Sexual health advisers provide information, advice and counselling to patients diagnosed with a sexually transmitted infection (STI). They play a key role in helping the patient understand and manage their condition.
As a sexual health adviser, you would work with individuals and groups affected by sexual health issues in general and STIs (including HIV) in particular. An important part of your work would be to offer advice to help prevent and minimise the risks of infection.
Your exact duties could vary greatly between clinics, but you would typically be involved with:
You could also be involved in the national screening programme for chlamydia infection.
In a full-time job in the NHS, you would generally work 37.5 hours a week. Part-time posts are often available.
You would normally be based in a genito-urinary medicine (GUM) or sexual health clinic, although there may be some outreach work involved.
Sexual health adviser can earn between around £25,000 and £33,500 a year.
Jobs may be advertised in the press, health service journals, directly through NHS Trusts (see the NHS Choices website for a list of trusts) and on the NHS Jobs website.
You will usually need experience in nursing, health visiting, social work or counselling. Some employers may accept you with a degree in a subject such as sociology, health science, public health, health promotion or psychology, if you also have relevant experience in a health care setting.
Many people become interested in this work (and gain relevant experience) by choosing study options and arranging work placements related to sexual health whilst training, for example to become a nurse or social worker. Check the related guides for details of routes into these and other health-related careers.
Whatever your background, you will often need:
- Experience in a health care environment.
- Recognised counselling training, skills and practice.
- Knowledge of STIs, HIV and related sexual health issues.
- Competence in health education and promotion.
You may also need (or at least benefit from) qualifications in subjects such as health promotion (for example, the RSPH Level 2 Award in Health Promotion); teaching, assessing and mentoring; sexual health care (like the STI Foundation course run by the British Association for Sexual Health and HIV (BASHH)).
If you are a qualified nurse, you may be able to prepare for this work by taking the sexual health advising options within a Specialist Community Public Health Nursing Programme.
Any in-service training you might need will vary depending on your professional background and experience.
As a qualified nurse working in sexual health advice, you may be able to take postgraduate training at a university, possibly through the Specialist Community Public Health Nursing Programme.
Several local Primary Care Trusts (PCTs) offer relevant courses in sexual health issues, treatments and counselling skills through their sexual health training teams. The BASHH website and Society of Sexual Health Advisers have further information and advice on training courses, conferences and networking opportunities.
Laboratory technicians carry out routine laboratory tests and perform a variety of technical support functions to help scientists, technologists and others with their work. They can work in research and development, scientific analysis and testing, education and manufacturing.
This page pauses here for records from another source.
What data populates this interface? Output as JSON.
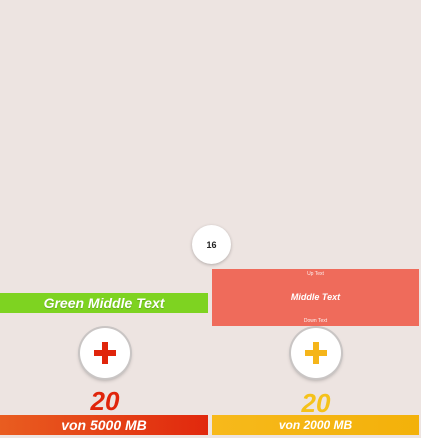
{
  "badge": {
    "value": "16"
  },
  "left_card": {
    "green_label": "Green Middle Text",
    "value": "20",
    "footer": "von 5000 MB",
    "accent_color": "#e0250b",
    "plus_icon": "plus-icon"
  },
  "right_card": {
    "up_text": "Up Text",
    "middle_text": "Middle Text",
    "down_text": "Down Text",
    "value": "20",
    "footer": "von 2000 MB",
    "accent_color": "#f5c21a",
    "plus_icon": "plus-icon"
  },
  "colors": {
    "background": "#ede4e1",
    "green": "#7ed321",
    "red_panel": "#ef6b5b",
    "orange_red": "#e1280d",
    "yellow": "#f5c21a"
  }
}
They are employed in a wide range of scientific fields which affect almost every aspect of our lives.
A sexual health adviser needs:
With experience, you could progress to senior sexual health adviser.
There may also be opportunities to move into a sexual health lead role for a community Primary Care Trust, implementing the National Strategy for Sexual Health and HIV at a local level.
Society of Sexual Health Advisors,
PO Box 376,
Tel: 0345 60 60 655
Additional resources for job seekers and those already in a job.